• **INFORMATION GIVEN**:

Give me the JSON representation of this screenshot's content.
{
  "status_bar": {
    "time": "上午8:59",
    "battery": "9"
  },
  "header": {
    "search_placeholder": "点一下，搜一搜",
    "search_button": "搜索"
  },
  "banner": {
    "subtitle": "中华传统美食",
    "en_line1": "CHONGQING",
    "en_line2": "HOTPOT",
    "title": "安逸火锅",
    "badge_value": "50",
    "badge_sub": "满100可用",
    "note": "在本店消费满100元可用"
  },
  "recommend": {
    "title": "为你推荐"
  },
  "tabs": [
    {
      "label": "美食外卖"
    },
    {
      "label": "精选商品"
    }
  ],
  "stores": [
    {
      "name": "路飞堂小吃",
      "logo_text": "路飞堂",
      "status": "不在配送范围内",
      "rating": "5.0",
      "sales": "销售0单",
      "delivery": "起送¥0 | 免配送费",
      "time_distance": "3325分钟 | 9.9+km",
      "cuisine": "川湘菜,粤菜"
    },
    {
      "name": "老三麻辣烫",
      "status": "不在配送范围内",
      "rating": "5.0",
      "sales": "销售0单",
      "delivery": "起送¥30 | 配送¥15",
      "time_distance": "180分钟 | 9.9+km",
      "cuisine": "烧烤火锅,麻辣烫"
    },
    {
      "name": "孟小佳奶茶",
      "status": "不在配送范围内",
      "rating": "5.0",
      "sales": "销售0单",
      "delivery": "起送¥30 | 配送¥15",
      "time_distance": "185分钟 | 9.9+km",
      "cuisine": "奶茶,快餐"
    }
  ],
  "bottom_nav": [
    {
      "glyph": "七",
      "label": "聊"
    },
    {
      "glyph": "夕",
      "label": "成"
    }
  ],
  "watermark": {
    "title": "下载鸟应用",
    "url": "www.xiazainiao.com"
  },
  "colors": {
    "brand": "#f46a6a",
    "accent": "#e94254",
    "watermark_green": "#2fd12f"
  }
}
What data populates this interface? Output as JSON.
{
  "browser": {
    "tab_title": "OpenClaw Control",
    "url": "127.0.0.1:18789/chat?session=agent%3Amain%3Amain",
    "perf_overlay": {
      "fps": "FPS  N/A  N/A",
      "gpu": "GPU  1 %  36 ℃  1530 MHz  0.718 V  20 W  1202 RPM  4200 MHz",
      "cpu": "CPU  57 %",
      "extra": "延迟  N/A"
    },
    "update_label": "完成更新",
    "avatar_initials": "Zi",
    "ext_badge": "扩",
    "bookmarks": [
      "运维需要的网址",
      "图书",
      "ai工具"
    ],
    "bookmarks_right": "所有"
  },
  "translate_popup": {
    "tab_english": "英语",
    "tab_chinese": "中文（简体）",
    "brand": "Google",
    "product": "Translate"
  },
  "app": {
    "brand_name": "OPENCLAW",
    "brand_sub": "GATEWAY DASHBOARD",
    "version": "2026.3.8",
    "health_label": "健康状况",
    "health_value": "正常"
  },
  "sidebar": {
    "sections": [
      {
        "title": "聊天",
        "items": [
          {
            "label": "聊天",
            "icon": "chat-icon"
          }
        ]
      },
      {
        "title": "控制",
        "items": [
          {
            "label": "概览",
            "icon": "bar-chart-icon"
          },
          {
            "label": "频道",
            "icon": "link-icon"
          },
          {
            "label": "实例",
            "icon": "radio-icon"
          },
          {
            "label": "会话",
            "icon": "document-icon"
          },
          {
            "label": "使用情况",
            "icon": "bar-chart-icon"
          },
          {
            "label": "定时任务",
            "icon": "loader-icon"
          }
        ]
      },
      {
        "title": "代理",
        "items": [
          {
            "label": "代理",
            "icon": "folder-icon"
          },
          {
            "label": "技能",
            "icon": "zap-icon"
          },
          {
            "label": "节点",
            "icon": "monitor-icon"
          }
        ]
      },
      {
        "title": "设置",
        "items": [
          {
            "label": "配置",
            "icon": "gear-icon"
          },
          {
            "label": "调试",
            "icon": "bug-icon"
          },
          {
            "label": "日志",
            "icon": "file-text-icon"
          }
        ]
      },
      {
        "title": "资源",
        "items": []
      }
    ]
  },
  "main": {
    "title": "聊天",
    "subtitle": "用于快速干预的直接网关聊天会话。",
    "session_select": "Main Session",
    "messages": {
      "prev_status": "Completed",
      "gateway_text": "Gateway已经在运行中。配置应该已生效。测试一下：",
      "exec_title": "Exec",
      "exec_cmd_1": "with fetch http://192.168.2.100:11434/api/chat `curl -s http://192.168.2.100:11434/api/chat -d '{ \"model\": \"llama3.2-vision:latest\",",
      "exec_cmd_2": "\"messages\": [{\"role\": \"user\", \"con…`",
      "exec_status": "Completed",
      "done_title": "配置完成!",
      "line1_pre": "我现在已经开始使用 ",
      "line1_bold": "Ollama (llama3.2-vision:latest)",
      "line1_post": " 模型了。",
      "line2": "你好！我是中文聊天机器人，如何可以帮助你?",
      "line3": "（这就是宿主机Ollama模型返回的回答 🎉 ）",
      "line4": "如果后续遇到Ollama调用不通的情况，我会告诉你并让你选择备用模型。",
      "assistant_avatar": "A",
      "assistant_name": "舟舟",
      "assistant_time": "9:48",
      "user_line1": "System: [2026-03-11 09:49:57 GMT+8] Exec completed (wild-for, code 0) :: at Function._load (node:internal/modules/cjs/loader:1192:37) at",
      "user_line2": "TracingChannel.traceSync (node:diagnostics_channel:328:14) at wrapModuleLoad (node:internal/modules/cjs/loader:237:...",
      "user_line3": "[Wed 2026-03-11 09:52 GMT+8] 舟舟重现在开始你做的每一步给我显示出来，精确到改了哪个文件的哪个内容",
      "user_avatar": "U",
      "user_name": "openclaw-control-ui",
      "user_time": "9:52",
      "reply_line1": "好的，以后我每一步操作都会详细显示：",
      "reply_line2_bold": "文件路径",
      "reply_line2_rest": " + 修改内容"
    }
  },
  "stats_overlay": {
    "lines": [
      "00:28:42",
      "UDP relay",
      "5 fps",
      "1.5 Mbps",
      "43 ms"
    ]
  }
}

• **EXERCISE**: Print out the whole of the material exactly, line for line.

• **REPLY TO THE EXERCISE**:
Give me the JSON representation of this screenshot's content.
{
  "status_bar": {
    "time": "上午8:59",
    "battery": "9"
  },
  "header": {
    "search_placeholder": "点一下，搜一搜",
    "search_button": "搜索"
  },
  "banner": {
    "subtitle": "中华传统美食",
    "en_line1": "CHONGQING",
    "en_line2": "HOTPOT",
    "title": "安逸火锅",
    "badge_value": "50",
    "badge_sub": "满100可用",
    "note": "在本店消费满100元可用"
  },
  "recommend": {
    "title": "为你推荐"
  },
  "tabs": [
    {
      "label": "美食外卖"
    },
    {
      "label": "精选商品"
    }
  ],
  "stores": [
    {
      "name": "路飞堂小吃",
      "logo_text": "路飞堂",
      "status": "不在配送范围内",
      "rating": "5.0",
      "sales": "销售0单",
      "delivery": "起送¥0 | 免配送费",
      "time_distance": "3325分钟 | 9.9+km",
      "cuisine": "川湘菜,粤菜"
    },
    {
      "name": "老三麻辣烫",
      "status": "不在配送范围内",
      "rating": "5.0",
      "sales": "销售0单",
      "delivery": "起送¥30 | 配送¥15",
      "time_distance": "180分钟 | 9.9+km",
      "cuisine": "烧烤火锅,麻辣烫"
    },
    {
      "name": "孟小佳奶茶",
      "status": "不在配送范围内",
      "rating": "5.0",
      "sales": "销售0单",
      "delivery": "起送¥30 | 配送¥15",
      "time_distance": "185分钟 | 9.9+km",
      "cuisine": "奶茶,快餐"
    }
  ],
  "bottom_nav": [
    {
      "glyph": "七",
      "label": "聊"
    },
    {
      "glyph": "夕",
      "label": "成"
    }
  ],
  "watermark": {
    "title": "下载鸟应用",
    "url": "www.xiazainiao.com"
  },
  "colors": {
    "brand": "#f46a6a",
    "accent": "#e94254",
    "watermark_green": "#2fd12f"
  }
}
What data populates this interface? Output as JSON.
{
  "browser": {
    "tab_title": "OpenClaw Control",
    "url": "127.0.0.1:18789/chat?session=agent%3Amain%3Amain",
    "perf_overlay": {
      "fps": "FPS  N/A  N/A",
      "gpu": "GPU  1 %  36 ℃  1530 MHz  0.718 V  20 W  1202 RPM  4200 MHz",
      "cpu": "CPU  57 %",
      "extra": "延迟  N/A"
    },
    "update_label": "完成更新",
    "avatar_initials": "Zi",
    "ext_badge": "扩",
    "bookmarks": [
      "运维需要的网址",
      "图书",
      "ai工具"
    ],
    "bookmarks_right": "所有"
  },
  "translate_popup": {
    "tab_english": "英语",
    "tab_chinese": "中文（简体）",
    "brand": "Google",
    "product": "Translate"
  },
  "app": {
    "brand_name": "OPENCLAW",
    "brand_sub": "GATEWAY DASHBOARD",
    "version": "2026.3.8",
    "health_label": "健康状况",
    "health_value": "正常"
  },
  "sidebar": {
    "sections": [
      {
        "title": "聊天",
        "items": [
          {
            "label": "聊天",
            "icon": "chat-icon"
          }
        ]
      },
      {
        "title": "控制",
        "items": [
          {
            "label": "概览",
            "icon": "bar-chart-icon"
          },
          {
            "label": "频道",
            "icon": "link-icon"
          },
          {
            "label": "实例",
            "icon": "radio-icon"
          },
          {
            "label": "会话",
            "icon": "document-icon"
          },
          {
            "label": "使用情况",
            "icon": "bar-chart-icon"
          },
          {
            "label": "定时任务",
            "icon": "loader-icon"
          }
        ]
      },
      {
        "title": "代理",
        "items": [
          {
            "label": "代理",
            "icon": "folder-icon"
          },
          {
            "label": "技能",
            "icon": "zap-icon"
          },
          {
            "label": "节点",
            "icon": "monitor-icon"
          }
        ]
      },
      {
        "title": "设置",
        "items": [
          {
            "label": "配置",
            "icon": "gear-icon"
          },
          {
            "label": "调试",
            "icon": "bug-icon"
          },
          {
            "label": "日志",
            "icon": "file-text-icon"
          }
        ]
      },
      {
        "title": "资源",
        "items": []
      }
    ]
  },
  "main": {
    "title": "聊天",
    "subtitle": "用于快速干预的直接网关聊天会话。",
    "session_select": "Main Session",
    "messages": {
      "prev_status": "Completed",
      "gateway_text": "Gateway已经在运行中。配置应该已生效。测试一下：",
      "exec_title": "Exec",
      "exec_cmd_1": "with fetch http://192.168.2.100:11434/api/chat `curl -s http://192.168.2.100:11434/api/chat -d '{ \"model\": \"llama3.2-vision:latest\",",
      "exec_cmd_2": "\"messages\": [{\"role\": \"user\", \"con…`",
      "exec_status": "Completed",
      "done_title": "配置完成!",
      "line1_pre": "我现在已经开始使用 ",
      "line1_bold": "Ollama (llama3.2-vision:latest)",
      "line1_post": " 模型了。",
      "line2": "你好！我是中文聊天机器人，如何可以帮助你?",
      "line3": "（这就是宿主机Ollama模型返回的回答 🎉 ）",
      "line4": "如果后续遇到Ollama调用不通的情况，我会告诉你并让你选择备用模型。",
      "assistant_avatar": "A",
      "assistant_name": "舟舟",
      "assistant_time": "9:48",
      "user_line1": "System: [2026-03-11 09:49:57 GMT+8] Exec completed (wild-for, code 0) :: at Function._load (node:internal/modules/cjs/loader:1192:37) at",
      "user_line2": "TracingChannel.traceSync (node:diagnostics_channel:328:14) at wrapModuleLoad (node:internal/modules/cjs/loader:237:...",
      "user_line3": "[Wed 2026-03-11 09:52 GMT+8] 舟舟重现在开始你做的每一步给我显示出来，精确到改了哪个文件的哪个内容",
      "user_avatar": "U",
      "user_name": "openclaw-control-ui",
      "user_time": "9:52",
      "reply_line1": "好的，以后我每一步操作都会详细显示：",
      "reply_line2_bold": "文件路径",
      "reply_line2_rest": " + 修改内容"
    }
  },
  "stats_overlay": {
    "lines": [
      "00:28:42",
      "UDP relay",
      "5 fps",
      "1.5 Mbps",
      "43 ms"
    ]
  }
}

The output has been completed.